“All are welcome.” At the Franciscan Renewal Center (FRC) in Scottsdale, Ariz., affectionately known as the “Casa,” this is more than a catch phrase. It’s been at the heart of the friars’ ministry there since the Casa was founded in 1951. The spirit of welcome also extends to the faith community at the Casa: The Conventual Church of Our Lady of the Angels, where Page Polk has served as rector since June.
“It’s a very interesting set up here,” Page said. “St. Barbara Province has a number of retreat centers with chapels. This is first and foremost a conference and retreat center, but there is also a faith community here that has grown over the years to the point that we have 1,800 registered families. We have a big, healthy, dynamic retreat center and a big, healthy, dynamic faith community.”
While Page is still relatively new to the role of rector, he arrived at the Casa in 2018 to serve as part-time minister for the retreat center and church. He had spent time there earlier in the year while discerning a new ministry and was drawn to its mission of being “a place of acceptance, a place of spiritual growth, healing, transformation and giving back,” he said. “I asked the Lord, ‘What is next for me? What gifts do I have that can serve this mission?’”

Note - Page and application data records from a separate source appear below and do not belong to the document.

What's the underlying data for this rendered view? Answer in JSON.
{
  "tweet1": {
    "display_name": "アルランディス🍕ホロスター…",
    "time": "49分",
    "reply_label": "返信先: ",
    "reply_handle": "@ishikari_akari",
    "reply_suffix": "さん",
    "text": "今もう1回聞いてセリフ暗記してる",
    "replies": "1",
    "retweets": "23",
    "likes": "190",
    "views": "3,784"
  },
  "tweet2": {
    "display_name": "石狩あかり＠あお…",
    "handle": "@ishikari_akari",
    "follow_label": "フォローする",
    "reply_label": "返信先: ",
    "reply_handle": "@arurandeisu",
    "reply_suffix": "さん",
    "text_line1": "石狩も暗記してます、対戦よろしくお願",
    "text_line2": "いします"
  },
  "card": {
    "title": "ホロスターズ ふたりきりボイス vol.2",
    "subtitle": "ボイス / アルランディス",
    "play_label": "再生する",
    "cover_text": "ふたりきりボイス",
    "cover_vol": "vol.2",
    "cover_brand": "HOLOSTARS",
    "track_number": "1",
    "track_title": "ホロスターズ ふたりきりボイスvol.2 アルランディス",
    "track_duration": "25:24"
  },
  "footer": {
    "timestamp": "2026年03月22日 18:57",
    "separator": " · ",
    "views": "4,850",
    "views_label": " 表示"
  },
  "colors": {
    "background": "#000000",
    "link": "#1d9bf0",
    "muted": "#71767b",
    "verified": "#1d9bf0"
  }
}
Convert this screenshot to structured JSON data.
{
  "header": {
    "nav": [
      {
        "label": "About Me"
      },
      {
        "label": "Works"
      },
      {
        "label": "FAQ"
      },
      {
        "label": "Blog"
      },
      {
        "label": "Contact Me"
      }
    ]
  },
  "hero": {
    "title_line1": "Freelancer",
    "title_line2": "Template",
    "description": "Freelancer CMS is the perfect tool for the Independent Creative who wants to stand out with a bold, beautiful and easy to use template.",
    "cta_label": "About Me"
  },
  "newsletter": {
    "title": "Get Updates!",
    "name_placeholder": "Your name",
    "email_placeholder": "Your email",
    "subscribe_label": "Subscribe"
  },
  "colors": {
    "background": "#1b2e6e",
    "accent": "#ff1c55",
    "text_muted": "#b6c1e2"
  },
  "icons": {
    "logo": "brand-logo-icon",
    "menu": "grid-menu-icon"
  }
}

It has been a blessing over the past four years, Page said, to have the opportunity to listen, observe and become well-acquainted with both the retreat center and church and how they are integrated. The transition has been smooth thanks to the collaboration and cooperation of the staff and kindness and support of the friars from St. Barbara Province with whom Page lives and serves: Fr. Vincent Nguyen, vice rector, Br. James Seiffert and Br. Bradley Tuel. Page also expressed his gratitude for the generous support of the Casa’s board.
“I also appreciate the confidence of both Provincials (Mark Soehner and Fr. David Gaa),” Page added. “Their support has helped me enter into the responsibility of rector and been a big source of strength for me. It’s been very exciting to see a friar from one province be named to an important ministry role in another, and is definitely a sign of the times.”
Upon his appointment as rector, Page said, “I accept this appointment with humility and hope. The privilege and the responsibility of being the rector demands of me to help all of us grow in our relationship with our Lord. We continue to deepen our faith via participation in the sacraments, acts of charity and respect for each other.”
“The faith community at the FRC has been in development for 70 years,” he added, “The efforts of doing so are evident. The care shown by and to the community members, visitors and newcomers reflects respectfully that ‘all are welcome.’ Let us continue to be a faith community demonstrating such kindness.”
As rector, Page collaborates in the planning and execution of liturgical celebrations and provides pastoral care to the community. He also works with the staff responsible for the adult and children’s catechesis programs, faith formation programs and provides support for sustainability and endowment endeavors.
“My primary responsibility is the church side, obviously,” Page explained. “The faith community here is very strong, very vibrant. People are here because they want to be. There’s a very different atmosphere and attitude here. ‘All are welcome’ isn’t just a catch phrase. It’s what we do here. We welcome the diverse age population and alternative lifestyles. The friars from St. Barbara Province have fostered a great sense of prayer, community and welcome here over the years.”
His pastoral goal as a priest and friar is straightforward and meaningful. “I want to help people to fall in love with the Lord,” Page said. “I know that sounds rather Hallmarky, but God is the source of everything we have. I want to help people in their own way, in their own time realize how loved they are by God. It’s a love affair in the best of times and in the worst of times. God’s love and grace is there. I believe that as a friar, as a priest and as a person.”
How does Page hope to accomplish this? Through love, respect, and kindness, of course, in addition to “good liturgies, good preaching, helping people get to know one another and making them feel welcome,” he noted. “I see it every Sunday. New people are greeted with ‘Welcome. We’re glad you’re here.’”
Looking ahead, one of the faith communities’ priorities is a focus on youth and young adult ministry, Page said. “We really want to invite them to see the meaning and value in their Catholic faith lived out with a Franciscan bent. We’re trying to do more outreach through our catechetical programs. We do a fair number of baptisms here and see that as the beginning, the opportunity to plant the seed and make people feel welcome.”
His ministry as rector is both rewarding and challenging, Page acknowledged, and he readily admits that “this is a good place for me to be, both personally and as a friar.”
He’s grateful for the physical beauty encompassing the Casa’s 25 acres and the opportunity to walk, reflect and be in the Lord’s presence. “I appreciate the time and space to invite the Lord to help me with what I should be doing, what we should be doing.”
He recalled the joy and sense of community as the Casa celebrated its 70’th anniversary in 2021 and the theme for the occasion: “Founded by Franciscans. Formed by Community. Forward with Faith.”
“People here really get that and are embracing it,” Page said. “Those few words reflect the past, present and future at this place where all are welcome.”
Photos courtesy of the Franciscan Renewal Center